Kelp forests and Seven gill sharks
Kelp forests and Seven gill sharks
Hidden and little talked about is a cove next to Miller’s Point off the west side of the False Bay in the Western Cape. The little dive nook lies between Pyramid Rock (34” 14,24’S; 18”28,72’E) and the shore. What makes this dive interesting is the diversity of life created by the interaction of kelp forests, rocks, sandy bottoms and the sea. By Richard Lomax.
KwaZulu-Natal, Hotel Izulu
By Fiona McIntosh
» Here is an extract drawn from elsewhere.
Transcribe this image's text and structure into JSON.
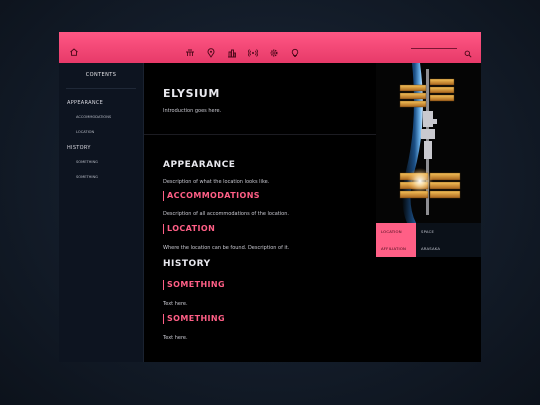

If you’re diving on Durban North or fancy a stopover on the way to Sordies, pull offthe highway at Ballito and head for Hotel Izulu.The five-star Relais & Chateaux boutique hotel is only half an hour from the centre of Durbs and is an oasis in the hubbub of the ugly development that has scarred this section of the coast. It is a small, intimate hotel set in lush, semi-tropical gardens only a short distance from the beach. Eighteen suites are offered in the five Bali-style villas - each spacious and fresh, with large bathrooms that offer enormous baths, powerful showers and, of course, bathrobes and slippers. Each suite also offers all the modern conveniences to enjoy during your stay. Free wi-ficonnectivity is an added bonus that separates this hotel from many others. There is also an outdoor Jacuzzi linked to each villa.
KwaZulu-Natal, Rocktail Beach Camp Lodge
By Fiona McIntosh
When it comes to convenience, Rocktail Beach Camp takes some beating. The camp is right next to the Rocktail Dive Centre so it’s a quick kit selection if you don’t have your own gear, then while you listen to the briefing, your gear is rigged and taken down with the boat to the beach. By the time the second vehicle ferries you to the beach, the boat is idling in the shallows and all you have to do is walk out and hop aboard!Rocktail Dive Centre needs little introduction to most Divestyle readers. It’s truly a great centre with a professional, passionate dive team, top quality gear and excellent guiding. And since there’s a gentleman’s agreement with the only other dive operation with a concession to dive in the area (Thonga Beach Lodge), you’re guaranteed exclusivity on the reef. Boutique diving at its best.
Underwater searches for the oldest traces of mankind
When in 1995 and 1996 ancient stone tools were found on the bottom of Table Bay, nobody could foresee then that these discoveries would result in an international research project. By Dr. Bruno Werz, Southern African Institute of Maritime Archaeology (SAIMA) & Department of Historical and Heritage Studies, University of Pretoria
By Pieter Smith
Photo's by Michael Meller
The hidden secrets OF WETSGATEast of Pretoria lies a dolomite cave which only a handful of technical divers have experienced.
Driving past the area on the R50 to Delmas, one cannot imagine that such a cave exists below the surface of these grasslands. Wetsgat is on 40 hectares undeveloped private property and is not open to the public. It is a technical diving venue with no access to daylight, and requires deep diving and advanced cave diving qualifications and experience if you want to dive it safely.